How many lines of the records hold the string "Página"? Reply with the number alone.
(DATA TO USE)
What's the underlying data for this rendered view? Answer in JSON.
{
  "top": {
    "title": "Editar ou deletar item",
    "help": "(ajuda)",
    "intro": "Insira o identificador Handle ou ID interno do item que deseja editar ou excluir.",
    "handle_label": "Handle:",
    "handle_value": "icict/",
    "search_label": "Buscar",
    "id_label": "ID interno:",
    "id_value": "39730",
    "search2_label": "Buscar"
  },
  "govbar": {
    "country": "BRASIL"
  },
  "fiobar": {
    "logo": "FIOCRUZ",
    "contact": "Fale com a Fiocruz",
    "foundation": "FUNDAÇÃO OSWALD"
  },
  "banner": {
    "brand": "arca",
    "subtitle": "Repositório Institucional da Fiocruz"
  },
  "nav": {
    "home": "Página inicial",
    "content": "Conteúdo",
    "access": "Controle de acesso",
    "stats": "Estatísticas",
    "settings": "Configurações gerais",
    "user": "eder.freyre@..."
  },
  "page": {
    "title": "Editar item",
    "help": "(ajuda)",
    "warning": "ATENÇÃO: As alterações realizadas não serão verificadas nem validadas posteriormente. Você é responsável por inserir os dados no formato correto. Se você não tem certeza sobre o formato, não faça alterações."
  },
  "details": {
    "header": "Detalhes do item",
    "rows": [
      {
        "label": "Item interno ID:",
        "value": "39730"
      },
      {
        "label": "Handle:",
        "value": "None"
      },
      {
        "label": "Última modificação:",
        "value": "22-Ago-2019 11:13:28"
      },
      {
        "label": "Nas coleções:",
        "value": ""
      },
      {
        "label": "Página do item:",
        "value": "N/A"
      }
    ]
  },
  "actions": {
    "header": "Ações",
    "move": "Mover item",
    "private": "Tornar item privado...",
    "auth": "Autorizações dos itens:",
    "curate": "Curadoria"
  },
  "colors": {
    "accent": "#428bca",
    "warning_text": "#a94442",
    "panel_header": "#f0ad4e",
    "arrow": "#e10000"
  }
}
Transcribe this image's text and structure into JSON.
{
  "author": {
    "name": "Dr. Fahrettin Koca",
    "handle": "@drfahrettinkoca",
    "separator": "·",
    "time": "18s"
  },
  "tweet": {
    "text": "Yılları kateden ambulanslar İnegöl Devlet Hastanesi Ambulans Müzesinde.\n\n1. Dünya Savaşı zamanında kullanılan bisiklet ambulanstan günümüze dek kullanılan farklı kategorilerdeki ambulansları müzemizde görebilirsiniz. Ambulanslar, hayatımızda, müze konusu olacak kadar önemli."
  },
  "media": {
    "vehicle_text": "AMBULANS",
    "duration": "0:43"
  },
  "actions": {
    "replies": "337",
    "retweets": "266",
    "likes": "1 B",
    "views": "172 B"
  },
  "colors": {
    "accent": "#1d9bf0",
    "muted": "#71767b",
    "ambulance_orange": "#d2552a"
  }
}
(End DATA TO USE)
■ REPLY TO THE TASK
2